The memo states the partnership with Fulton would be temporary, and the long-term use of the facility would be based on the city’s final decision on the detention center’s future.
A pending City Council resolution would set up the closure of the detention center within 15 months. Last year, a task force recommended the it be demolished and replaced with a center focused on equity and community services.
Atlanta is also seeking to use its detention center to set up a 24/7 drop-off and community referral site for the city’s Policing Alternatives and Diversion Initiative, the memo states. The PAD program helps people facing poverty, substance abuse and mental health issues get access to services rather than be arrested for a non-violent offense.
Bottoms hopes to establish a working group made up of city, county and state officials to create a “resources services center” to offer job training, job placement, behavioral health, housing and healthcare services, per the memo.

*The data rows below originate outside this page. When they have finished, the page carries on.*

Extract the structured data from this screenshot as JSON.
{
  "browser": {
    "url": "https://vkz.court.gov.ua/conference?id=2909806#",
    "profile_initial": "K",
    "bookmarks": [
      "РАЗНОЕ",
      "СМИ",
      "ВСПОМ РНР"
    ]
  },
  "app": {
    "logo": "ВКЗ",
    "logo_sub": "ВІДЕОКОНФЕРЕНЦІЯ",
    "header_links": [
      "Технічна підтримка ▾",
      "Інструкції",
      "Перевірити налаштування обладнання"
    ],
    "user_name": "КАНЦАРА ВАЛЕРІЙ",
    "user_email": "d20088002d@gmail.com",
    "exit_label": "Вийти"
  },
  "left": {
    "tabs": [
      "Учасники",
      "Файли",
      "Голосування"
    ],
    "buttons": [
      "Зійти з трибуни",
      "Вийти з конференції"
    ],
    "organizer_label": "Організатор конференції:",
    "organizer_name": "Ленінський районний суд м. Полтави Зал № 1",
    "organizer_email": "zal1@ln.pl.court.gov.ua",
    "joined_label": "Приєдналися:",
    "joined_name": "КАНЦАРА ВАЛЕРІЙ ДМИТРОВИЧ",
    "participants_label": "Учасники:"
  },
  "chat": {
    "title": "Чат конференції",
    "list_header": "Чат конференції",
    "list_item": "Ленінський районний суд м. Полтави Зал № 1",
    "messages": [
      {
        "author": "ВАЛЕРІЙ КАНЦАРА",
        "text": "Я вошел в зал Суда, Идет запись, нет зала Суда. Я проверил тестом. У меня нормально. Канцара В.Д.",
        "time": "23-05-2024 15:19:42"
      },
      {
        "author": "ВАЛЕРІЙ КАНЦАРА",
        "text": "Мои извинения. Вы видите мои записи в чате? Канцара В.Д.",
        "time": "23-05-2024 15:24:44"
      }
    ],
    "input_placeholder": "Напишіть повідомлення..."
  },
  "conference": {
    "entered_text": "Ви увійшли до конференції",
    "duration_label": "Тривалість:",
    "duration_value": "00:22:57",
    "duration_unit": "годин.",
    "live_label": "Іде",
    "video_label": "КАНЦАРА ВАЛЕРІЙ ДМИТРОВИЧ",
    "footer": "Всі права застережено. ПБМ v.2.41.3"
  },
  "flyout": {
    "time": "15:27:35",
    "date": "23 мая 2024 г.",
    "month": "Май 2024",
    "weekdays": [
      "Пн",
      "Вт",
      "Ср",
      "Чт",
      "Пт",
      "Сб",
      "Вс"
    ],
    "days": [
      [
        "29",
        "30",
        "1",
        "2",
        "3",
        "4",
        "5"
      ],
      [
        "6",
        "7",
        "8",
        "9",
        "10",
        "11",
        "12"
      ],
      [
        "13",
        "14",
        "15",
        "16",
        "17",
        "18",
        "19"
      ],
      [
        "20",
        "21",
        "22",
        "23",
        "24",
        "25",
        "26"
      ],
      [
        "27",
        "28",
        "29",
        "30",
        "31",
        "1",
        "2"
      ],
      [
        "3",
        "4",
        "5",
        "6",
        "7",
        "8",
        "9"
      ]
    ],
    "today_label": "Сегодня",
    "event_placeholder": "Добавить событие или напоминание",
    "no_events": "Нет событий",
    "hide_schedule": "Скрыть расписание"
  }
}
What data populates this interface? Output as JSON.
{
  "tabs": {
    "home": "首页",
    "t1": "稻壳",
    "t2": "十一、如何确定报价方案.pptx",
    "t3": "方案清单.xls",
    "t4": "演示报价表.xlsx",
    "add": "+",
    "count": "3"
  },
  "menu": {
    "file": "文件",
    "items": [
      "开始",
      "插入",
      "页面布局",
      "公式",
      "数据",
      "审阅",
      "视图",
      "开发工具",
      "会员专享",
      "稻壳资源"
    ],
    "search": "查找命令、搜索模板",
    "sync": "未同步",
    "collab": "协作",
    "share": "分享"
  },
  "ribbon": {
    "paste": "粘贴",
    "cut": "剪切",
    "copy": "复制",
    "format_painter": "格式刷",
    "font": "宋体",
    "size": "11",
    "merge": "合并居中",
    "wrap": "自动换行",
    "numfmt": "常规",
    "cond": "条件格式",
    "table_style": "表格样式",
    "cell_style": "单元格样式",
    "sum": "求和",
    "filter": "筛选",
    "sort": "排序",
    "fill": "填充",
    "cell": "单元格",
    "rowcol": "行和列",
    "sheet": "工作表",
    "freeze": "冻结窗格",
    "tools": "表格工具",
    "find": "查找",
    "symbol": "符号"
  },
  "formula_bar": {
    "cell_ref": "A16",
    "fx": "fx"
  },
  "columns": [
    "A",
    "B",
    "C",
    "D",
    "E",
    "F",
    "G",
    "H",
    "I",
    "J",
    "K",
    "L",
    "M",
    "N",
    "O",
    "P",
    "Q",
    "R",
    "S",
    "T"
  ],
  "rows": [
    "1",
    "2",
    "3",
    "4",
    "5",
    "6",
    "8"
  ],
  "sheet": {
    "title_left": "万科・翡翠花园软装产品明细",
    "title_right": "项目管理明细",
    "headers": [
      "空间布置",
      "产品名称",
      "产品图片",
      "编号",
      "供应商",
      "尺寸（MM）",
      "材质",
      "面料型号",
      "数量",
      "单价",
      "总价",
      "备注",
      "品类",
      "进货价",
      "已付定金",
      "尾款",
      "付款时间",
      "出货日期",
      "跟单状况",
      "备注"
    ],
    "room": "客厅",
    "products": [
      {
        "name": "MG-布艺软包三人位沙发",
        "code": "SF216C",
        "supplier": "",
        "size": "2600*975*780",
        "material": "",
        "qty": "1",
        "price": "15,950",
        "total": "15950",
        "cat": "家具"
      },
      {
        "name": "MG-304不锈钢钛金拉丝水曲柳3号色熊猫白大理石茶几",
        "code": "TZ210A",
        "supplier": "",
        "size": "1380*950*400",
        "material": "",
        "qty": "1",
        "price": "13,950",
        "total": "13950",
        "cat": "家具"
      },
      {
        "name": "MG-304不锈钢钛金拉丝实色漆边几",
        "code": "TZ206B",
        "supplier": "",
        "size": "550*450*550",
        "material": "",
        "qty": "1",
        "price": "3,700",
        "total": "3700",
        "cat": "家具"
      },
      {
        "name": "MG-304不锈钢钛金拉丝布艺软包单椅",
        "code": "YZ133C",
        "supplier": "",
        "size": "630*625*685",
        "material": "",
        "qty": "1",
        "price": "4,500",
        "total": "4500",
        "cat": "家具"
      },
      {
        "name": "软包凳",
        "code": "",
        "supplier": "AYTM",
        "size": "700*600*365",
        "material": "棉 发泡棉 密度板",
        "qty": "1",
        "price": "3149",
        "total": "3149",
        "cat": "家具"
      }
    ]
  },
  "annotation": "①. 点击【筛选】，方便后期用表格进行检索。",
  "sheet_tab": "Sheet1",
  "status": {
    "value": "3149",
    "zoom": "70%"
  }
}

The mayor and Fulton County Chairman Robb Pitts “have been engaged in direct conversations about the Atlanta City Detention Center over the last several months,” Matthew Blakely, a spokesman for Pitts, said in a statement. “Those conversations were private and we are not disclosing any specifics from them at this time. Staff from the county and the city have also been discussing the matter, though nothing has been finalized at any level.”